The 1862 crest of Grahamstown

The 1862 crest of Grahamstown

Colonel John Graham, founder of Grahamstown in the Eastern Cape had this to say about the Boer Kommando that assisted him in 1811 to cross the Sundays river to persuade the Xhosa to return to their own country beyond the Great Fish river. “I never in my life saw more orderly, willing and obedient men… whenever they have been engaged they have behaved with much spirit.”

It is from these Boers (Dutch & French) and English settlers that my family is descended.

It is from the descendants of these same Xhosa warriors that the great leader Nelson Mandela arose to persuade all South Africans that we can live together in peace and prosperity.



On the frontier any threats to peace and safety were countered by a loosely organised militia known as the Kommando. Members of the Kommando comprised of male volunteers of various ages, capable of fighting and enduring the rigours of bush life as well as long hours in the saddle. Often three generations of grandfather, father and grandson was represented in the same Kommando. They were in most cases equipped with their own private arms, horse and possibles. Biltong (dried meat) and rusks formed the bulk of their rations. They traveled light and with speed, master hunters and experts at field craft. They did not wear uniforms using only their civilian clothes.

Sir Winston Churchill was so impressed with the Kommandos while fighting them (and captured by them) during the 2nd South African War (that is the 2nd Anglo Boer War 1899-1902) that he adopted the same name for his crack raiding corps, the Commandos during World War II.

The Kommando became an integral part of the South African Defense Force’s reserve component but is now sadly disbanded. When the SADF became the South African National Defense Force in 1994 a political decision was made to disband and phase out the Kommando. In certain parts of South Africa, especially in farming regions and border areas the Kommando was a valuable civil defense mechanism on farms plagued by crime and countless vicious farm murders. The farm murders regretfully continue even though the Kommandos don’t. Alternate police reserve mechanisms are in place but only time will tell. It is also illegal to conduct or participate in any form of private military or paramilitary training that is not part of the sanctioned government security forces. Therefore any form of Kommando as it existed in past history as a volunteer militia is illegal under current South African law.

Kommando days

Boer ready for Kommando

It seems that musketoons were favoured by the frontiersmen in Southern Africa including the native tribesmen. Every example of an Enfield or Snider (Enfields converted to breach loaders)  rifle that I have thus far come across in museums or private collections were musketoons. Some examples seem to have started out as pattern 53 long rifles but were cut down to musketoon length on the frontier. The reason probably being that the horse was the common means of transport and a long rifle would prove cumbersome in a context other than on foot in infantry applications. Therefore for hunting and military use the musketoon would have been the better option for Boer, Imperialist or native African.
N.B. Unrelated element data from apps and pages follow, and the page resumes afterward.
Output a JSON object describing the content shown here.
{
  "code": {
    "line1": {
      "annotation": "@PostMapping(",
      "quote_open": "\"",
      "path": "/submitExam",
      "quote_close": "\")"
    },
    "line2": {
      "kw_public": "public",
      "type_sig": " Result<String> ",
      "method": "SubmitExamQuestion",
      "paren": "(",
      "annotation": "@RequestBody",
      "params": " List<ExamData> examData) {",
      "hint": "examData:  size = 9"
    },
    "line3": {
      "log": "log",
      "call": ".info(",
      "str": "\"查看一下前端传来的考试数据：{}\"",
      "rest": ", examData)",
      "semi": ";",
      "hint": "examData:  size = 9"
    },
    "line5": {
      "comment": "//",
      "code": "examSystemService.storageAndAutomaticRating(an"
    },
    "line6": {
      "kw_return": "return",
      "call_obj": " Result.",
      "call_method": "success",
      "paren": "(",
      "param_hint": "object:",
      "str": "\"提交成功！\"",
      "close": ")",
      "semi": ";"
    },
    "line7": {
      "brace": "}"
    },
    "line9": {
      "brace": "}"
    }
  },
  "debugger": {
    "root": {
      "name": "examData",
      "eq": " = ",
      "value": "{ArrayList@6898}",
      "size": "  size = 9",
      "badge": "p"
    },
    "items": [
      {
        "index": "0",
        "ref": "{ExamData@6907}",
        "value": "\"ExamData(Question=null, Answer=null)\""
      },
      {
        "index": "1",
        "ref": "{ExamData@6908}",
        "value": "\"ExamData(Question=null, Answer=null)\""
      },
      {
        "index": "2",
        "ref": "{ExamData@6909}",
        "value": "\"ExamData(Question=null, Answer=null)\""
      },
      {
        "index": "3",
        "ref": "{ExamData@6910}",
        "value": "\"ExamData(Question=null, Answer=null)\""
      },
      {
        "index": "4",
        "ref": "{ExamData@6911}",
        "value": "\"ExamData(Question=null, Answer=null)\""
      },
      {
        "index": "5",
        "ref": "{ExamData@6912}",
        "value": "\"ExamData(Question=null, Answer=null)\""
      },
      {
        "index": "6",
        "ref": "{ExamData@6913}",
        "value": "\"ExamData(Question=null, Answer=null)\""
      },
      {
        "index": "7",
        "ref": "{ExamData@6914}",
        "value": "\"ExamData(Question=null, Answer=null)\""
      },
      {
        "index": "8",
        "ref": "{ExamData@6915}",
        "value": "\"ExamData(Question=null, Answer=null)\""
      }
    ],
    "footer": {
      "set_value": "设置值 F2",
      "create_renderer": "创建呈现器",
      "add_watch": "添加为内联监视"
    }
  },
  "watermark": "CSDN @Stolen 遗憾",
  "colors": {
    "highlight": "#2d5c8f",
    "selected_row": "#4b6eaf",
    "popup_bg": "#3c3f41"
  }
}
Shorter bushveld rifles are still very popular in South Africa and many of us shortened our .303 Lee Enfields into handy bushveld carbines when we sporterised them .

The picture below is of a musketoon preserved at the Queens Fort in Bloemfontein. This rifle saw action in the Freestate during the Basotho Wars (1858-1868) between the Afrikaner Boer Settlers and the Basotho people of Moshesh over land and cattle disputes.


Original Tower musketoon from Freestate

African Patch Knife

A patch knife I made from the blade of a broken pocket knife and the wood from an old walking stick. The stick came from a jumble sale and was cut from some local African tree, probably a thorn tree. It slices patches from the muzzle like a sharp razor shaves a scruffy beard off the chin.patch-knife


enfield-musketoon 1861

A musketoon is a carbine or shorter version

of a standard (obviously long) musket.

A musket is a muzzle loading firearm consisting

of a lock, stock and barrel.

The lock would primarily either be flint or percussion.

The barrel may be smooth bore or rifled.